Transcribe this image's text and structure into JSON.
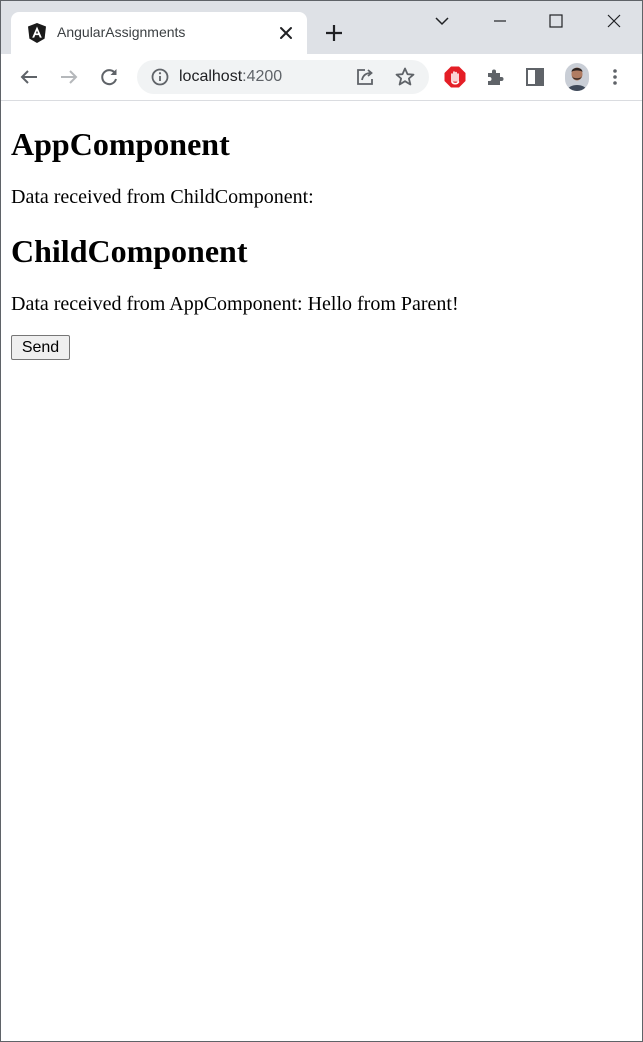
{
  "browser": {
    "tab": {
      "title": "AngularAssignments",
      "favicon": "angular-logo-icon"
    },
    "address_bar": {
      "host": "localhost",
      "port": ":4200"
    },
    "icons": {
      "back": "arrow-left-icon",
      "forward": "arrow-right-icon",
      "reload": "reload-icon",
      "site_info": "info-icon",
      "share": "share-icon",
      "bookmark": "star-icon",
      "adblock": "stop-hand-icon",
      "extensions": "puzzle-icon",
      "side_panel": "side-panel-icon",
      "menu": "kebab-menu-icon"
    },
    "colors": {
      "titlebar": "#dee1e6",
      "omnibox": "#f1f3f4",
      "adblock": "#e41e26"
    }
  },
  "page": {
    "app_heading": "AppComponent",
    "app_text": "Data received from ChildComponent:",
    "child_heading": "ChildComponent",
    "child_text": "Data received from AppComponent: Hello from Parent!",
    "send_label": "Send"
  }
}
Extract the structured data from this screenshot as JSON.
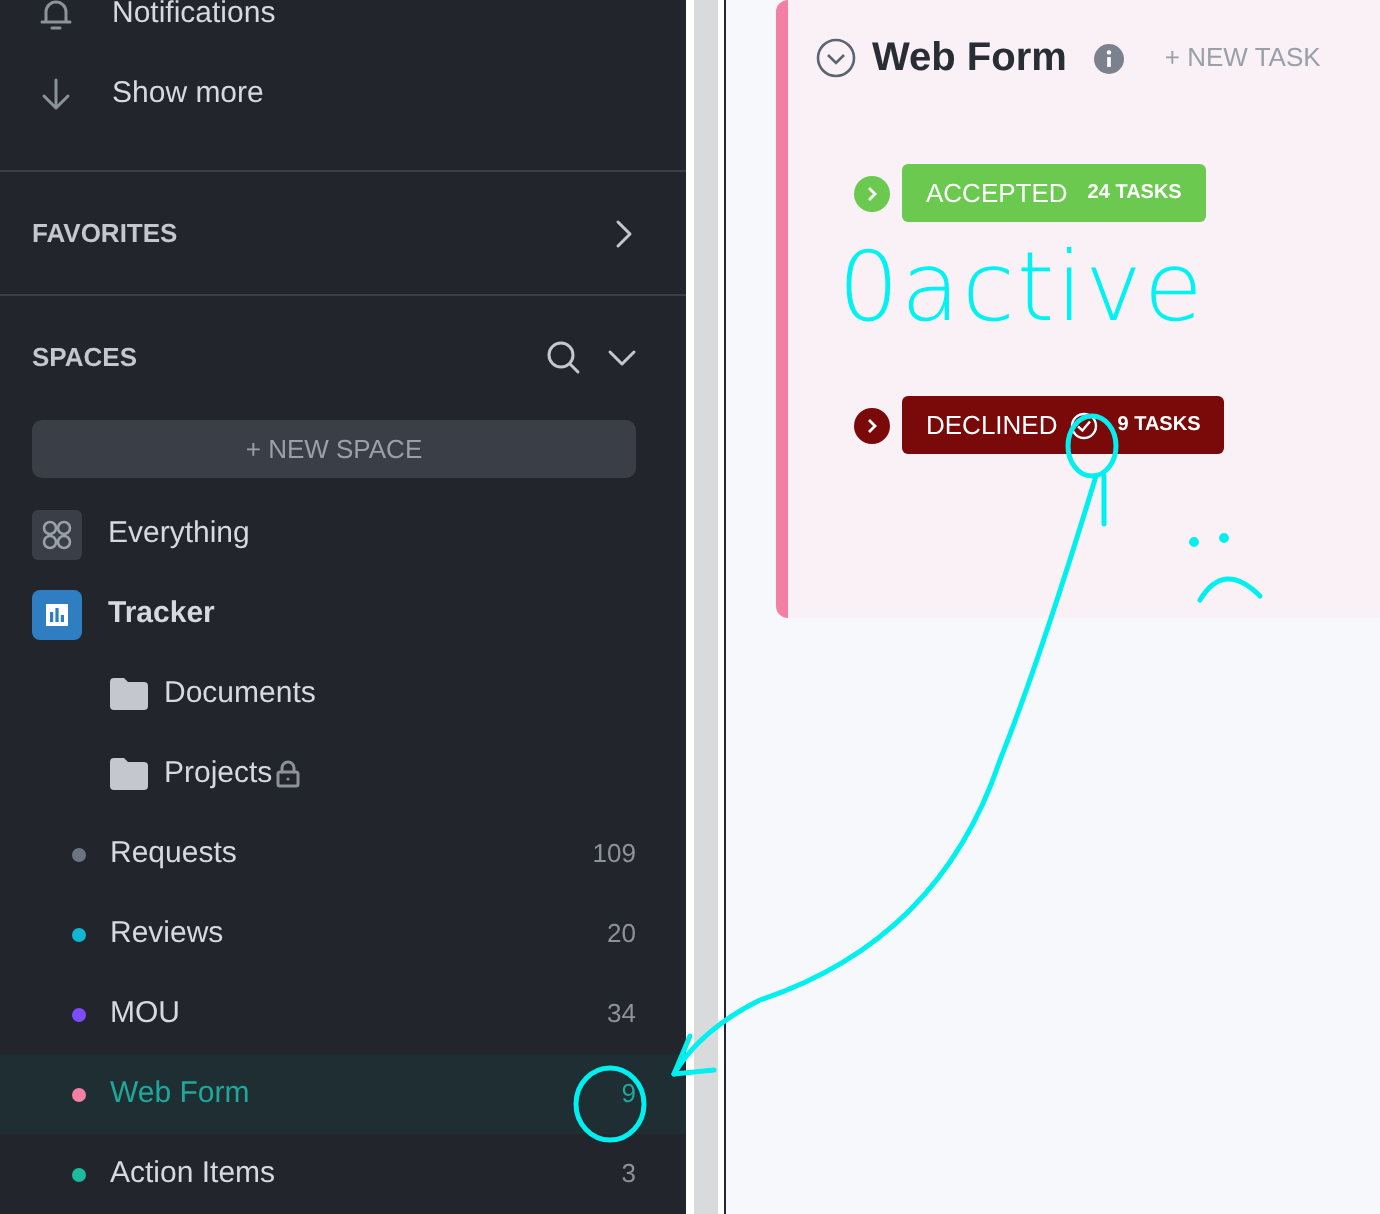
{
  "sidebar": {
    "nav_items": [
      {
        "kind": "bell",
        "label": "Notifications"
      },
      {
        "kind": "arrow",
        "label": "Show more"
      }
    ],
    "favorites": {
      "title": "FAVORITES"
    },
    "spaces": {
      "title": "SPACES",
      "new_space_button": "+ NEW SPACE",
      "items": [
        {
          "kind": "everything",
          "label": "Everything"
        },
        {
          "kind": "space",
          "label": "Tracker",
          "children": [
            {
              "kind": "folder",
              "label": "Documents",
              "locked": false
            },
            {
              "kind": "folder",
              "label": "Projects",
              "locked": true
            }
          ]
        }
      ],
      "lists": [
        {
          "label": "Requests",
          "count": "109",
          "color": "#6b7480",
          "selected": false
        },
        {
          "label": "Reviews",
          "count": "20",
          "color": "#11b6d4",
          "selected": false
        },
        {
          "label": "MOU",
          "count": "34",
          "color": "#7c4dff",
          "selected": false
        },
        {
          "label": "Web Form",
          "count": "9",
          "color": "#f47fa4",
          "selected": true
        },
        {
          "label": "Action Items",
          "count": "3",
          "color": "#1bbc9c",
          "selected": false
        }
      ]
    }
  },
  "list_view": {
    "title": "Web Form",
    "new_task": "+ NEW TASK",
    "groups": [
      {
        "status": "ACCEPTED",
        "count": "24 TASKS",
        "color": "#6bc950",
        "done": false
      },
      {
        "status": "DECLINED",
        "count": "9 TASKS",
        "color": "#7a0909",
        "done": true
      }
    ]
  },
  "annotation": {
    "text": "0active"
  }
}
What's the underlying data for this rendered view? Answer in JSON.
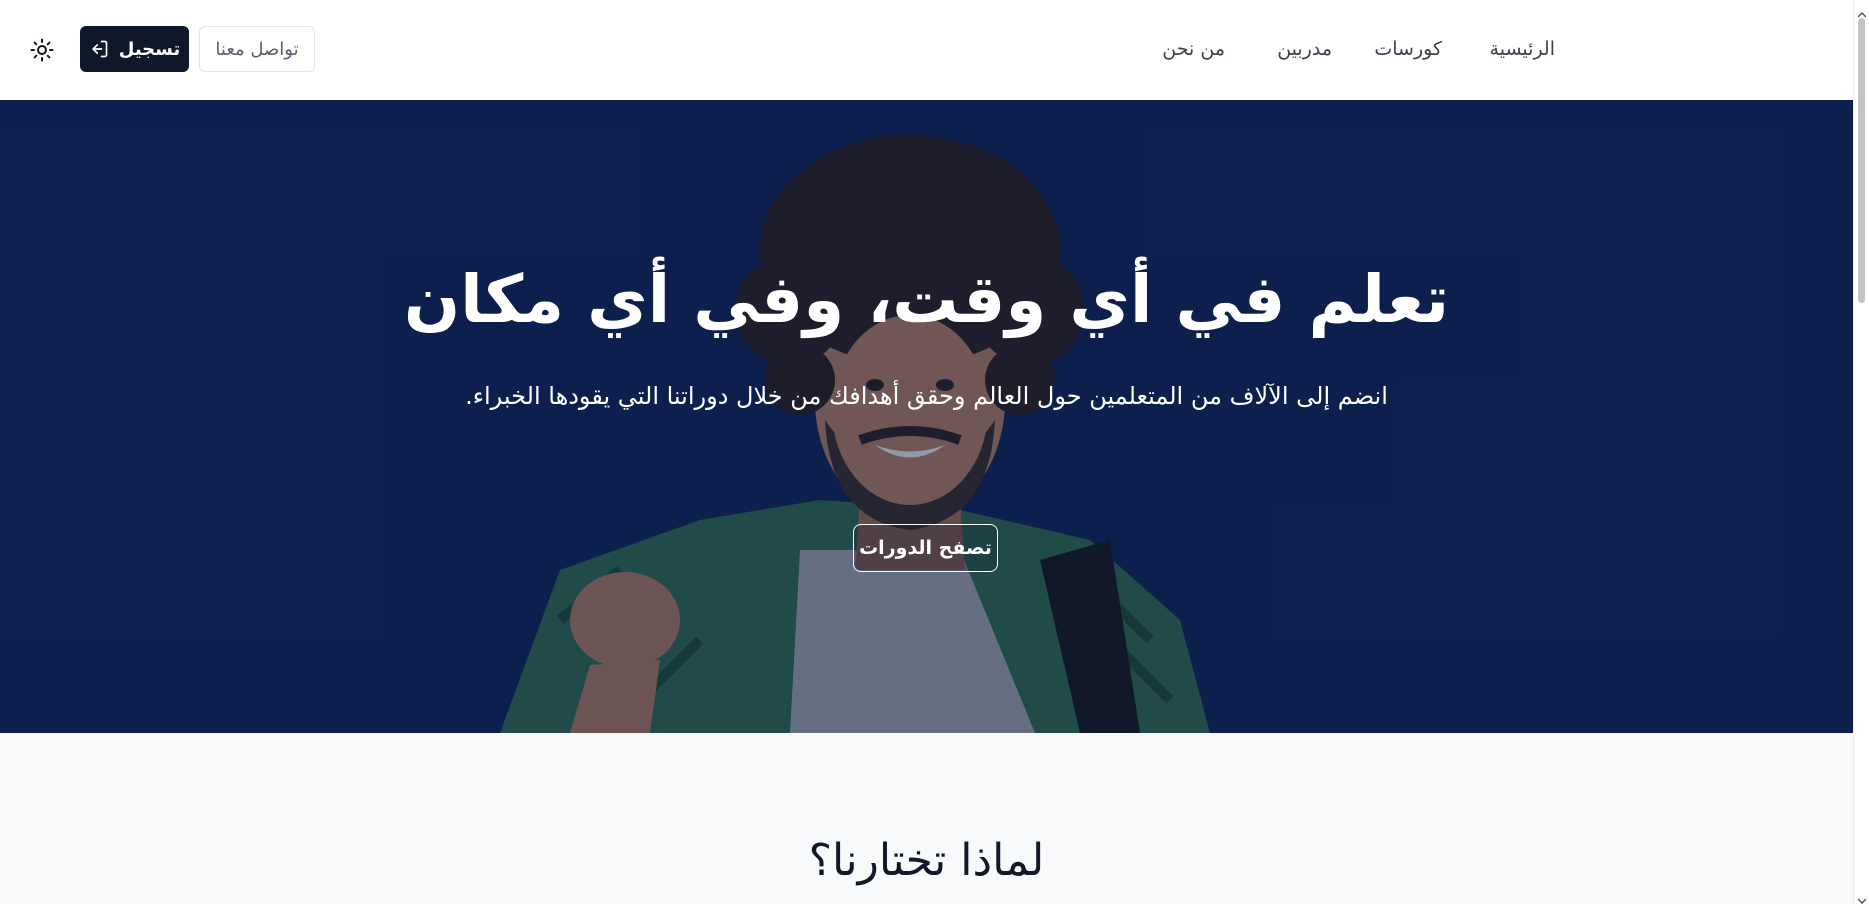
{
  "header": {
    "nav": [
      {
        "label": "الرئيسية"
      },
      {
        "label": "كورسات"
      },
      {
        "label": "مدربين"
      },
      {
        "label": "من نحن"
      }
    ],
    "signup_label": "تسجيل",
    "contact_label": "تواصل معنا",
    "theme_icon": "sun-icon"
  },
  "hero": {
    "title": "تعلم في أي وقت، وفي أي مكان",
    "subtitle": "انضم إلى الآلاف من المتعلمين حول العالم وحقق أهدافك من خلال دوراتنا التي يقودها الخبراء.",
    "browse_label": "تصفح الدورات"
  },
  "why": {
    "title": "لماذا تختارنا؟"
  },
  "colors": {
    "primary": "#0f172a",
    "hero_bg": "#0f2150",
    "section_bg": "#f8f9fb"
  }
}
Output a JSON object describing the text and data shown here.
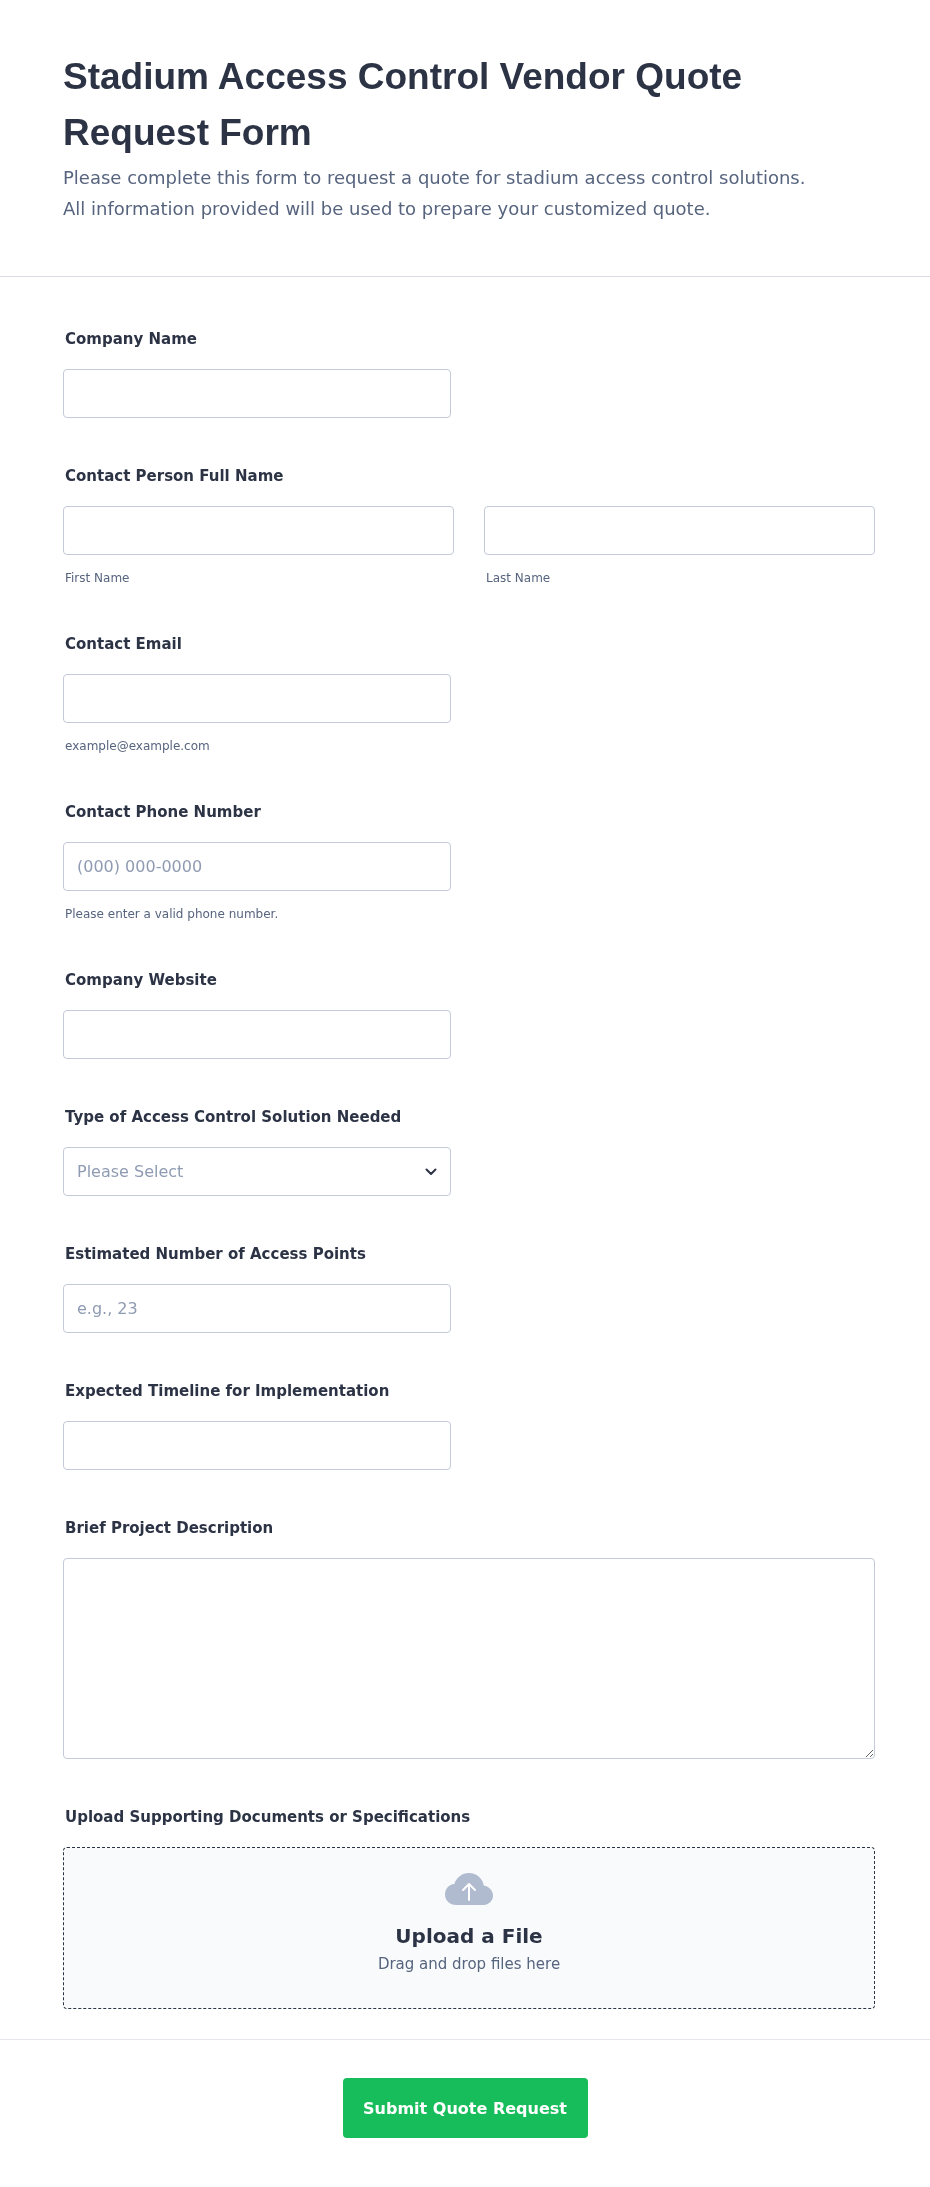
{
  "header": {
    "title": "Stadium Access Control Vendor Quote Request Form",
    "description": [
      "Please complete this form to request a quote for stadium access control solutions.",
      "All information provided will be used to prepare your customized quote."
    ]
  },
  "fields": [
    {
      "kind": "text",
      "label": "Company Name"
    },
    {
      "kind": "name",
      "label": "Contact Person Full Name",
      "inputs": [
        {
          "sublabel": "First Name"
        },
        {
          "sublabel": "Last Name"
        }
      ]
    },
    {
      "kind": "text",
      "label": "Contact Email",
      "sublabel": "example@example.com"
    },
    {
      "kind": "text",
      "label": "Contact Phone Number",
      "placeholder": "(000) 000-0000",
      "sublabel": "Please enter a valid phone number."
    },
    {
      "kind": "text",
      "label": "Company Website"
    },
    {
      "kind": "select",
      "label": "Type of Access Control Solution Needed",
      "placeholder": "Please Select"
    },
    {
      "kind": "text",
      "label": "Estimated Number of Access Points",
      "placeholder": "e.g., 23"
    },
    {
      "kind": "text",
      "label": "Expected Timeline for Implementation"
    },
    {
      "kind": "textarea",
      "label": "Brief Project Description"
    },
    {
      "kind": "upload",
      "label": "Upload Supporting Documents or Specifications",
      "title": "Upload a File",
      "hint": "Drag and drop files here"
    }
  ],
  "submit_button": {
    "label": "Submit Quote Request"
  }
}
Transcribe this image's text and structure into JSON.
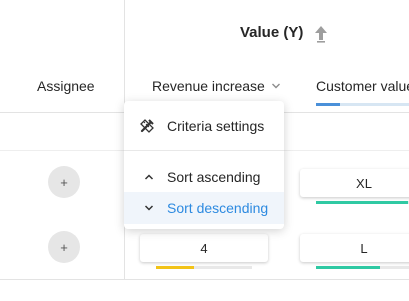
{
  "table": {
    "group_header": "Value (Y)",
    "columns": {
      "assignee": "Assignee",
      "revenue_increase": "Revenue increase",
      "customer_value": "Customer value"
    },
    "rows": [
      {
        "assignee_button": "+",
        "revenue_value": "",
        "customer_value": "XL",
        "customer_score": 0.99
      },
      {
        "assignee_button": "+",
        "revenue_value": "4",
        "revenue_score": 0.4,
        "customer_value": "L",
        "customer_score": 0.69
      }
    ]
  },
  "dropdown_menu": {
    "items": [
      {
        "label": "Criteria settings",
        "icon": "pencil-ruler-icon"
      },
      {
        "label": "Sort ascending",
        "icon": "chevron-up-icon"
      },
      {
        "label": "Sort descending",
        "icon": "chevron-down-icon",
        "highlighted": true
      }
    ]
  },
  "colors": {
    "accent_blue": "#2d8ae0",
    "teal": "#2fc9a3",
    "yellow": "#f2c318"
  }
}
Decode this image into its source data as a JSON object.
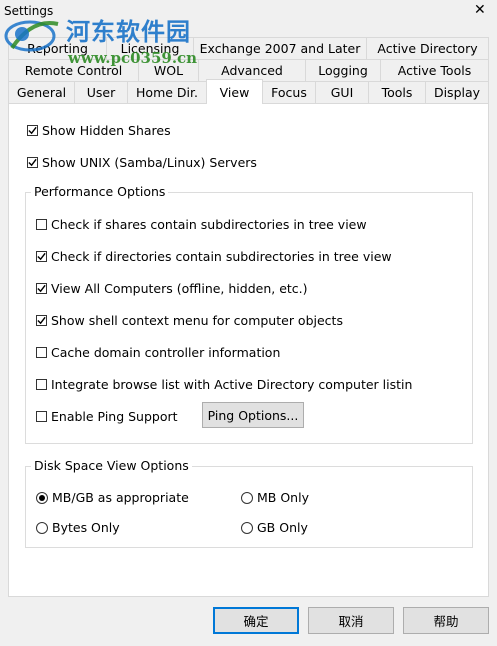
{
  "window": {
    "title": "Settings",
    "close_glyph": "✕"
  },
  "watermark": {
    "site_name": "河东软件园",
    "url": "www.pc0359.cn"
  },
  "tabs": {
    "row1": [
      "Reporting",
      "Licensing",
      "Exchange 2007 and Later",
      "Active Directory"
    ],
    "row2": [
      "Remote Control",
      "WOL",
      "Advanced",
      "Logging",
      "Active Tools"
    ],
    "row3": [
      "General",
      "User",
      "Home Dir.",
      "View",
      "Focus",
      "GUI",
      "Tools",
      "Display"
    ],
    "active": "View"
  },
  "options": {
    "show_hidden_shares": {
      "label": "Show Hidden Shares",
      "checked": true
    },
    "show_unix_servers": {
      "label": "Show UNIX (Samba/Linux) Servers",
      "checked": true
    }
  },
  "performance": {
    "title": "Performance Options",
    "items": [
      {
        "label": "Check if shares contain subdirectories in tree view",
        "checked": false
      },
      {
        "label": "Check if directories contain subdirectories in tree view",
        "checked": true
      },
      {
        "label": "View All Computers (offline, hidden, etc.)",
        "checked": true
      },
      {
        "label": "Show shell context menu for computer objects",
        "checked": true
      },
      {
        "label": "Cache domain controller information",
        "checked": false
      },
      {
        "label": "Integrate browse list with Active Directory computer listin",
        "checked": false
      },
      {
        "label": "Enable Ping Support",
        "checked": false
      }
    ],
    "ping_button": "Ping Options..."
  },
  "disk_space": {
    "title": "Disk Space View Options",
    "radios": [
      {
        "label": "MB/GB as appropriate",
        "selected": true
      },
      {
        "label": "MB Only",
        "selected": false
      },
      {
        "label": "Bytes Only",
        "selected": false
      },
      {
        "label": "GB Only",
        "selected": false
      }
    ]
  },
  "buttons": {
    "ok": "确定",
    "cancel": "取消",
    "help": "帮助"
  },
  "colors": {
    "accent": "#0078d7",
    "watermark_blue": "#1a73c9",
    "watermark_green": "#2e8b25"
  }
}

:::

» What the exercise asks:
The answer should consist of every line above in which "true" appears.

» Response to the exercise:
              "locked": true
          "selected": true
        "done": true
        "highlighted": true
      "checked": true
      "checked": true
        "checked": true
        "checked": true
        "checked": true
        "selected": true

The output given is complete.